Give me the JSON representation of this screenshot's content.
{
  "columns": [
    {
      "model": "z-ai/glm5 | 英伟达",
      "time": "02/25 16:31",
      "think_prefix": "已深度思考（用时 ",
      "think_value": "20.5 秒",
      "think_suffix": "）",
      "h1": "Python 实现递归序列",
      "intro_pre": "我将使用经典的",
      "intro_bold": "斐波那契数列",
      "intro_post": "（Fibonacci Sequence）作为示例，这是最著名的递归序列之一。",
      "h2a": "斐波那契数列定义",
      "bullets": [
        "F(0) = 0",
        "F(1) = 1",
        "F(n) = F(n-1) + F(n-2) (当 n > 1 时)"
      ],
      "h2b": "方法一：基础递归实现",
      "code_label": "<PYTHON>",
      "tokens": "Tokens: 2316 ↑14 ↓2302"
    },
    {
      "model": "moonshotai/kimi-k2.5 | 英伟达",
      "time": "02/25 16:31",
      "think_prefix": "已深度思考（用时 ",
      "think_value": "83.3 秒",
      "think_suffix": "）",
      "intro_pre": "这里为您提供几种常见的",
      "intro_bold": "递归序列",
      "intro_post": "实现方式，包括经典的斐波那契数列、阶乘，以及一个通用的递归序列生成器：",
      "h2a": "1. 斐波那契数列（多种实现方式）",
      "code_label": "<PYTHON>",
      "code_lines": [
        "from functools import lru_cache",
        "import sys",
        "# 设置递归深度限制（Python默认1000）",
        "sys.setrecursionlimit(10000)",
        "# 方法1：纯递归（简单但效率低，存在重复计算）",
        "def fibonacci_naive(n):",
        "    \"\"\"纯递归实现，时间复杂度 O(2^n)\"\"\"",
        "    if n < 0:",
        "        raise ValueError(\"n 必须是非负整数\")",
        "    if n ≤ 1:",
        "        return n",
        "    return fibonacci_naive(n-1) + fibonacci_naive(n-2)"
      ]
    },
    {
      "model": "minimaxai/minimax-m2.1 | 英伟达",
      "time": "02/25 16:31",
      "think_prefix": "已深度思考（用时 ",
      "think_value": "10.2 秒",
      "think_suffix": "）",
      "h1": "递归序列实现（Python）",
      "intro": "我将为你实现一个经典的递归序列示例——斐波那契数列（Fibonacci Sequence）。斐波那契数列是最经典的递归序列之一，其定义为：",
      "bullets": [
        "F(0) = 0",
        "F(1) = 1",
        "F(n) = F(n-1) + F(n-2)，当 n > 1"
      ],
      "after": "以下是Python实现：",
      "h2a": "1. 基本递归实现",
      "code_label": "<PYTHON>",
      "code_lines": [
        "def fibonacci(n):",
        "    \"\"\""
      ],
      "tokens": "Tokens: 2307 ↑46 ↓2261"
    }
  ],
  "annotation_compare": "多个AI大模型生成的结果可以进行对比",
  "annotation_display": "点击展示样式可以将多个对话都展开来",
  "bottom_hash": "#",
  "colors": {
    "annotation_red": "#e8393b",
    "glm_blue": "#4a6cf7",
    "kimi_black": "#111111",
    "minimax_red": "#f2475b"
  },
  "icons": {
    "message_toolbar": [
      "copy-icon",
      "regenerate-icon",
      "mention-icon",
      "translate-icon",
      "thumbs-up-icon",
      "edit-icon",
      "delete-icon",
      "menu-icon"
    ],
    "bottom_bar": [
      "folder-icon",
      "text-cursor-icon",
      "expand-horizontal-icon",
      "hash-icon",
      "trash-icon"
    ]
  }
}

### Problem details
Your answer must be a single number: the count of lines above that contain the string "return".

### Exercise output
2